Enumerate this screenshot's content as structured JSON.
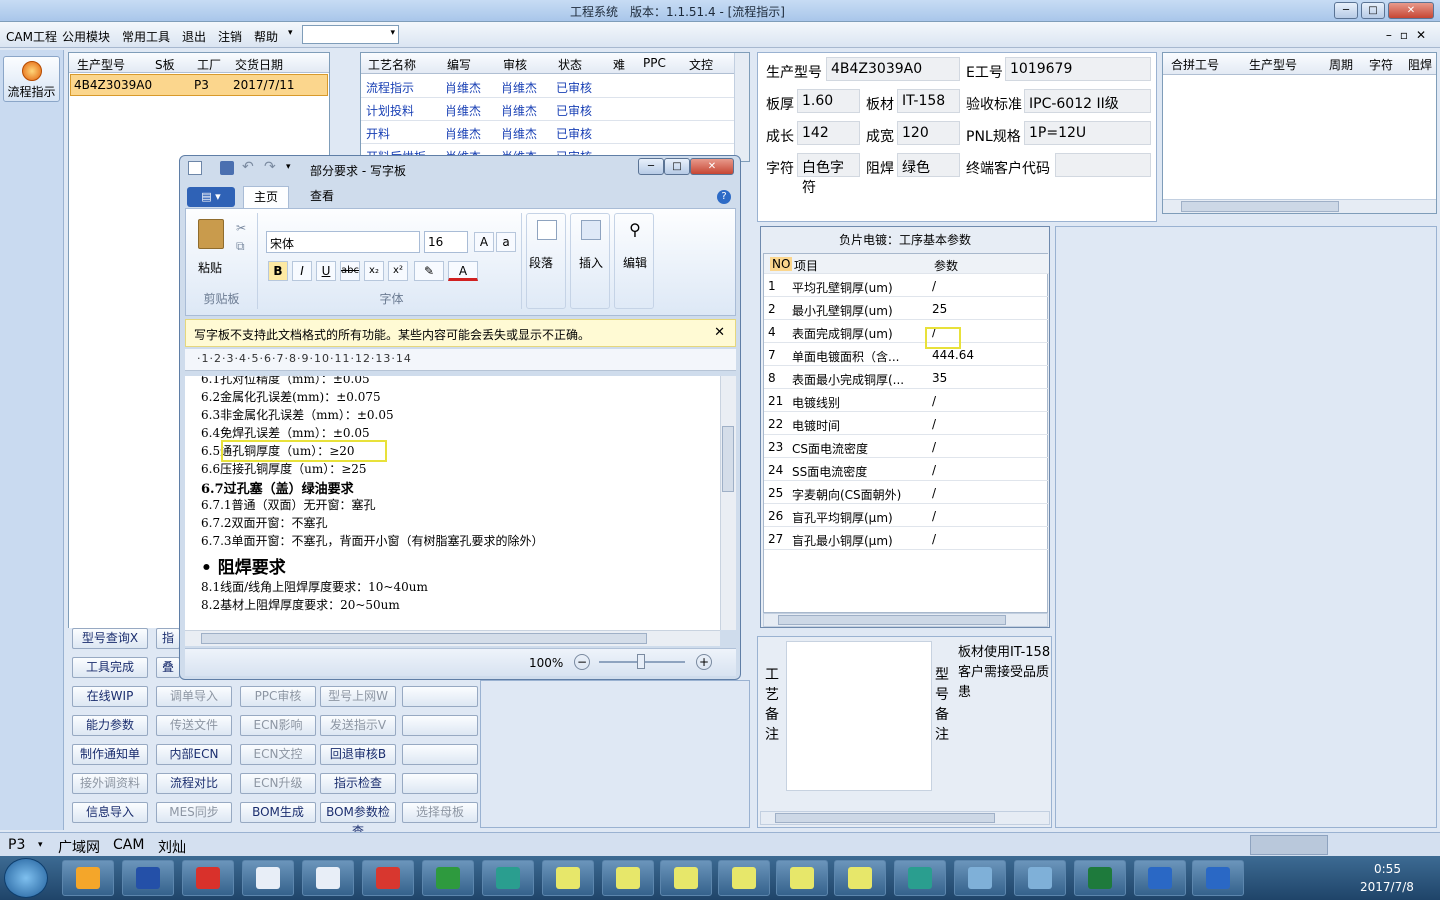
{
  "window": {
    "title": "工程系统　版本：1.1.51.4 - [流程指示]"
  },
  "menu": {
    "items": [
      "CAM工程",
      "公用模块",
      "常用工具",
      "退出",
      "注销",
      "帮助"
    ]
  },
  "left_nav": {
    "flow_label": "流程指示"
  },
  "order_table": {
    "headers": [
      "生产型号",
      "S板",
      "工厂",
      "交货日期"
    ],
    "rows": [
      [
        "4B4Z3039A0",
        "",
        "P3",
        "2017/7/11"
      ]
    ]
  },
  "process_table": {
    "headers": [
      "工艺名称",
      "编写",
      "审核",
      "状态",
      "难",
      "PPC",
      "文控"
    ],
    "rows": [
      [
        "流程指示",
        "肖维杰",
        "肖维杰",
        "已审核"
      ],
      [
        "计划投料",
        "肖维杰",
        "肖维杰",
        "已审核"
      ],
      [
        "开料",
        "肖维杰",
        "肖维杰",
        "已审核"
      ],
      [
        "开料后烘板",
        "肖维杰",
        "肖维杰",
        "已审核"
      ]
    ]
  },
  "info": {
    "model_label": "生产型号",
    "model": "4B4Z3039A0",
    "eno_label": "E工号",
    "eno": "1019679",
    "thick_label": "板厚",
    "thick": "1.60",
    "material_label": "板材",
    "material": "IT-158",
    "std_label": "验收标准",
    "std": "IPC-6012 II级",
    "len_label": "成长",
    "len": "142",
    "wid_label": "成宽",
    "wid": "120",
    "pnl_label": "PNL规格",
    "pnl": "1P=12U",
    "char_label": "字符",
    "char": "白色字符",
    "mask_label": "阻焊",
    "mask": "绿色",
    "cust_label": "终端客户代码",
    "cust": ""
  },
  "merge_table": {
    "headers": [
      "合拼工号",
      "生产型号",
      "周期",
      "字符",
      "阻焊"
    ]
  },
  "params": {
    "caption": "负片电镀：工序基本参数",
    "headers": [
      "NO",
      "项目",
      "参数"
    ],
    "rows": [
      [
        "1",
        "平均孔壁铜厚(um)",
        "/"
      ],
      [
        "2",
        "最小孔壁铜厚(um)",
        "25"
      ],
      [
        "4",
        "表面完成铜厚(um)",
        "/"
      ],
      [
        "7",
        "单面电镀面积（含...",
        "444.64"
      ],
      [
        "8",
        "表面最小完成铜厚(...",
        "35"
      ],
      [
        "21",
        "电镀线别",
        "/"
      ],
      [
        "22",
        "电镀时间",
        "/"
      ],
      [
        "23",
        "CS面电流密度",
        "/"
      ],
      [
        "24",
        "SS面电流密度",
        "/"
      ],
      [
        "25",
        "字麦朝向(CS面朝外)",
        "/"
      ],
      [
        "26",
        "盲孔平均铜厚(μm)",
        "/"
      ],
      [
        "27",
        "盲孔最小铜厚(μm)",
        "/"
      ]
    ]
  },
  "notes": {
    "proc_label": "工艺备注",
    "model_label": "型号备注",
    "model_text_1": "板材使用IT-158",
    "model_text_2": "客户需接受品质",
    "model_text_3": "患"
  },
  "buttons": [
    [
      "型号查询X",
      "指"
    ],
    [
      "工具完成",
      "叠"
    ],
    [
      "在线WIP",
      "调单导入",
      "PPC审核",
      "型号上网W",
      ""
    ],
    [
      "能力参数",
      "传送文件",
      "ECN影响",
      "发送指示V",
      ""
    ],
    [
      "制作通知单",
      "内部ECN",
      "ECN文控",
      "回退审核B",
      ""
    ],
    [
      "接外调资料",
      "流程对比",
      "ECN升级",
      "指示检查",
      ""
    ],
    [
      "信息导入",
      "MES同步",
      "BOM生成",
      "BOM参数检查",
      "选择母板"
    ]
  ],
  "status": {
    "factory": "P3",
    "net": "广域网",
    "cam": "CAM",
    "user": "刘灿"
  },
  "taskbar": {
    "time": "0:55",
    "date": "2017/7/8"
  },
  "wordpad": {
    "title": "部分要求 - 写字板",
    "tabs": [
      "主页",
      "查看"
    ],
    "paste": "粘贴",
    "clipboard": "剪贴板",
    "font": "宋体",
    "size": "16",
    "font_group": "字体",
    "para": "段落",
    "insert": "插入",
    "edit": "编辑",
    "info": "写字板不支持此文档格式的所有功能。某些内容可能会丢失或显示不正确。",
    "zoom": "100%",
    "lines": [
      "6.1孔对位精度（mm）：±0.05",
      "6.2金属化孔误差(mm)：±0.075",
      "6.3非金属化孔误差（mm）：±0.05",
      "6.4免焊孔误差（mm）：±0.05",
      "6.5通孔铜厚度（um）：≥20",
      "6.6压接孔铜厚度（um）：≥25",
      "6.7过孔塞（盖）绿油要求",
      "6.7.1普通（双面）无开窗：塞孔",
      "6.7.2双面开窗：不塞孔",
      "6.7.3单面开窗：不塞孔，背面开小窗（有树脂塞孔要求的除外）",
      "• 阻焊要求",
      "8.1线面/线角上阻焊厚度要求：10~40um",
      "8.2基材上阻焊厚度要求：20~50um"
    ]
  }
}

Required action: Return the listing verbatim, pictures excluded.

Result:
Enumerate this screenshot's content as structured JSON.
{
  "window": {
    "title": "工程系统　版本：1.1.51.4 - [流程指示]"
  },
  "menu": {
    "items": [
      "CAM工程",
      "公用模块",
      "常用工具",
      "退出",
      "注销",
      "帮助"
    ]
  },
  "left_nav": {
    "flow_label": "流程指示"
  },
  "order_table": {
    "headers": [
      "生产型号",
      "S板",
      "工厂",
      "交货日期"
    ],
    "rows": [
      [
        "4B4Z3039A0",
        "",
        "P3",
        "2017/7/11"
      ]
    ]
  },
  "process_table": {
    "headers": [
      "工艺名称",
      "编写",
      "审核",
      "状态",
      "难",
      "PPC",
      "文控"
    ],
    "rows": [
      [
        "流程指示",
        "肖维杰",
        "肖维杰",
        "已审核"
      ],
      [
        "计划投料",
        "肖维杰",
        "肖维杰",
        "已审核"
      ],
      [
        "开料",
        "肖维杰",
        "肖维杰",
        "已审核"
      ],
      [
        "开料后烘板",
        "肖维杰",
        "肖维杰",
        "已审核"
      ]
    ]
  },
  "info": {
    "model_label": "生产型号",
    "model": "4B4Z3039A0",
    "eno_label": "E工号",
    "eno": "1019679",
    "thick_label": "板厚",
    "thick": "1.60",
    "material_label": "板材",
    "material": "IT-158",
    "std_label": "验收标准",
    "std": "IPC-6012 II级",
    "len_label": "成长",
    "len": "142",
    "wid_label": "成宽",
    "wid": "120",
    "pnl_label": "PNL规格",
    "pnl": "1P=12U",
    "char_label": "字符",
    "char": "白色字符",
    "mask_label": "阻焊",
    "mask": "绿色",
    "cust_label": "终端客户代码",
    "cust": ""
  },
  "merge_table": {
    "headers": [
      "合拼工号",
      "生产型号",
      "周期",
      "字符",
      "阻焊"
    ]
  },
  "params": {
    "caption": "负片电镀：工序基本参数",
    "headers": [
      "NO",
      "项目",
      "参数"
    ],
    "rows": [
      [
        "1",
        "平均孔壁铜厚(um)",
        "/"
      ],
      [
        "2",
        "最小孔壁铜厚(um)",
        "25"
      ],
      [
        "4",
        "表面完成铜厚(um)",
        "/"
      ],
      [
        "7",
        "单面电镀面积（含...",
        "444.64"
      ],
      [
        "8",
        "表面最小完成铜厚(...",
        "35"
      ],
      [
        "21",
        "电镀线别",
        "/"
      ],
      [
        "22",
        "电镀时间",
        "/"
      ],
      [
        "23",
        "CS面电流密度",
        "/"
      ],
      [
        "24",
        "SS面电流密度",
        "/"
      ],
      [
        "25",
        "字麦朝向(CS面朝外)",
        "/"
      ],
      [
        "26",
        "盲孔平均铜厚(μm)",
        "/"
      ],
      [
        "27",
        "盲孔最小铜厚(μm)",
        "/"
      ]
    ]
  },
  "notes": {
    "proc_label": "工艺备注",
    "model_label": "型号备注",
    "model_text_1": "板材使用IT-158",
    "model_text_2": "客户需接受品质",
    "model_text_3": "患"
  },
  "buttons": [
    [
      "型号查询X",
      "指"
    ],
    [
      "工具完成",
      "叠"
    ],
    [
      "在线WIP",
      "调单导入",
      "PPC审核",
      "型号上网W",
      ""
    ],
    [
      "能力参数",
      "传送文件",
      "ECN影响",
      "发送指示V",
      ""
    ],
    [
      "制作通知单",
      "内部ECN",
      "ECN文控",
      "回退审核B",
      ""
    ],
    [
      "接外调资料",
      "流程对比",
      "ECN升级",
      "指示检查",
      ""
    ],
    [
      "信息导入",
      "MES同步",
      "BOM生成",
      "BOM参数检查",
      "选择母板"
    ]
  ],
  "status": {
    "factory": "P3",
    "net": "广域网",
    "cam": "CAM",
    "user": "刘灿"
  },
  "taskbar": {
    "time": "0:55",
    "date": "2017/7/8"
  },
  "wordpad": {
    "title": "部分要求 - 写字板",
    "tabs": [
      "主页",
      "查看"
    ],
    "paste": "粘贴",
    "clipboard": "剪贴板",
    "font": "宋体",
    "size": "16",
    "font_group": "字体",
    "para": "段落",
    "insert": "插入",
    "edit": "编辑",
    "info": "写字板不支持此文档格式的所有功能。某些内容可能会丢失或显示不正确。",
    "zoom": "100%",
    "lines": [
      "6.1孔对位精度（mm）：±0.05",
      "6.2金属化孔误差(mm)：±0.075",
      "6.3非金属化孔误差（mm）：±0.05",
      "6.4免焊孔误差（mm）：±0.05",
      "6.5通孔铜厚度（um）：≥20",
      "6.6压接孔铜厚度（um）：≥25",
      "6.7过孔塞（盖）绿油要求",
      "6.7.1普通（双面）无开窗：塞孔",
      "6.7.2双面开窗：不塞孔",
      "6.7.3单面开窗：不塞孔，背面开小窗（有树脂塞孔要求的除外）",
      "• 阻焊要求",
      "8.1线面/线角上阻焊厚度要求：10~40um",
      "8.2基材上阻焊厚度要求：20~50um"
    ]
  }
}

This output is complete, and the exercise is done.